The Ohio Craft Brewers Association is getting into the publishing game.
The group is teaming up with Great Lakes Publishing in Cleveland to release a free 40-page magazine this summer promoting the state’s craft beer industry.
Called the Ohio Craft Beer Guide, the magazine — contingent on selling enough advertising — will include articles, listings of breweries and a centerfold map highlighting Ohio beer trails.
About 100,000 copies are expected to be printed and available at breweries, festivals, retail outlets and beverage stores around the state. It’s planned to be released to coincide with Ohio Brew Week, which runs July 11-19 in Athens.
Thirsty Dog Brewing Co. co-owner John Najeway said the goal is to raise public awareness of Ohio-made beer and “to make it known we’re a force in Ohio.”
“Every time I drive from Akron to Cleveland I see a billboard that says Michigan.org,” he said, referring to a recent advertising campaign in Ohio that promoted Michigan craft breweries. “It pisses me off.”
The Ohio group won’t be the first state craft organization to publish a magazine. The Michigan Brewers Guild has put out Michigan: The Great Beer State for several years.
Great Lakes Publishing produces Cleveland Magazine, Ohio Magazine, Lake Erie Living and Inside Business Magazine.

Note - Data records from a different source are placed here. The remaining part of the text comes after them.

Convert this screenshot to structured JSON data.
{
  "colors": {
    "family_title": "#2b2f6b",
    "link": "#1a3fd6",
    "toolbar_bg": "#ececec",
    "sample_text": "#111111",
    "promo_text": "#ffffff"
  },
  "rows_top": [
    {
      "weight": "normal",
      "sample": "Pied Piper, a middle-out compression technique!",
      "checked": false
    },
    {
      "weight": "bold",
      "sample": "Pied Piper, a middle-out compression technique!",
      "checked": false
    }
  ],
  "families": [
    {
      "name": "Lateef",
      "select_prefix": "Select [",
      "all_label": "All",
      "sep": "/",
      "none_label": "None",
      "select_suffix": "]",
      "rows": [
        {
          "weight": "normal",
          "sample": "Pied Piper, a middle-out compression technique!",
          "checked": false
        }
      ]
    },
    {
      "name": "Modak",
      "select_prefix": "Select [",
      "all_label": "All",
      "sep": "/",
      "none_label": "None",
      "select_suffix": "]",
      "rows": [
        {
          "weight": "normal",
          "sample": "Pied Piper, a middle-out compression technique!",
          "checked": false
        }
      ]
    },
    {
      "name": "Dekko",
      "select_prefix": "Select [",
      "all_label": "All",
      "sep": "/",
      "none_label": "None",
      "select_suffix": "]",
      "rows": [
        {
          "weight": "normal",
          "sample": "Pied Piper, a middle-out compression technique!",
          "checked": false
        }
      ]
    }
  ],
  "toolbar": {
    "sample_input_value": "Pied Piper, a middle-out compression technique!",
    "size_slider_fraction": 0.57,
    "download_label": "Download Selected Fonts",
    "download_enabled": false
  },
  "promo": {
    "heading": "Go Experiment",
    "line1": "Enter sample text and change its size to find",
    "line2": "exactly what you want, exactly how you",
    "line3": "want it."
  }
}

Business just keeps booming for craft brewers.
The Brewers Association reported this week that the craft industry saw an 18 percent increase in volume and 20 percent jump in retail dollar sales last year.
Meanwhile, the craft segment controlled 7.8 percent of the total U.S. beer market by volume in 2013, up from 6.5 percent the previous year, the trade group said. The retail dollar share rose to 14.3 percent and totaled $14.3 billion, up from $11.9 billion in 2012.
The association also reported that the number of breweries in the U.S. last year hit 2,822, with 2,768 of those considered craft. The count includes 413 new breweries opening and 44 closing.
The group estimated that the industry provided 110,273 jobs, an increase of almost 2,000 from the previous year.
Hats off to Main Street, Black Box and Hoppin’ Frog.
The three breweries — from Garrettsville, Westlake and Akron, respectively — took home awards at the Akron Art Museum’s seventh annual Art and Ale beer tasting last week.
A panel of three judges — museum Executive Director Mark Masuoka, museum Board of Trustees member Rory O’Neil and Cleveland Plain Dealer writer Marc Bona — chose Main Street Ma Barker’s Birch Beer, Black Box Abbey Ale and Hoppin’ Frog B.O.R.I.S. the Crusher as the top beers of the evening.
Judges were asked to select the three best beers, with no first, second or third place.
The event, held in the museum atrium, featured more than 10 brewers and locally produced foods.
Masuoka said he enjoys the effort craft brewers put into their labels. “The art side of it has gone wild,” he said. “It’s pretty amazing.”
‘Game of Thrones’
Winks Bar and Grille, 1301 E. 9th St., Cleveland, will host an exclusive launch party for Brewery Ommegang’s new Fire and Blood Red Ale, a beer inspired by the HBO drama Game of Thrones and character Daenerys Targaryen’s three dragons.
The event is from 6 to 10 p.m. March 29. The beer won’t be released nationally to retailers until March 31.
Tickets are $35 and include a Game of Thrones commemorative glass, pours of both Fire and Blood Red Ale and Take the Black Stout, a bottle of Fire and Blood Red Ale signed by Ommegang brewmaster Phil Leinhart, and “a feast fit for a king.”
Tickets are available at http://WinkingLizard.com.
Ohio rocks IPAs
The Buckeye State rocks when it comes to imperial IPAs.
Ohio breweries dominated the recently concluded National Imperial IPA Competition, with the Brew Kettle in Strongsville taking home the crown and three of the final four beers hailing from the state.
The annual competition, sponsored by the Brewing News in Buffalo, N.Y., is run similar to the NCAA March Madness tournament with beers being pitted against each other in a judged tasting until there is only one standing.
The Brew Kettle’s El Lupulo Libr topped Fat Head’s Hop JuJu in the finals. Cleveland’s Great Lakes Chillwave Double IPA also made the final four.
Fat Head’s Brewery, located in Middleburg Heights, also had a strong showing in the National IPA Competition, with its IBUsive making the finals but falling to La Cumbre Project Dank.
Both events were held simultaneously. How tough was the competition? Fat Head’s Head Hunter IPA — a perennial winner at national events — was knocked out in the first round by Big Dog’s Dirty Dog IPA.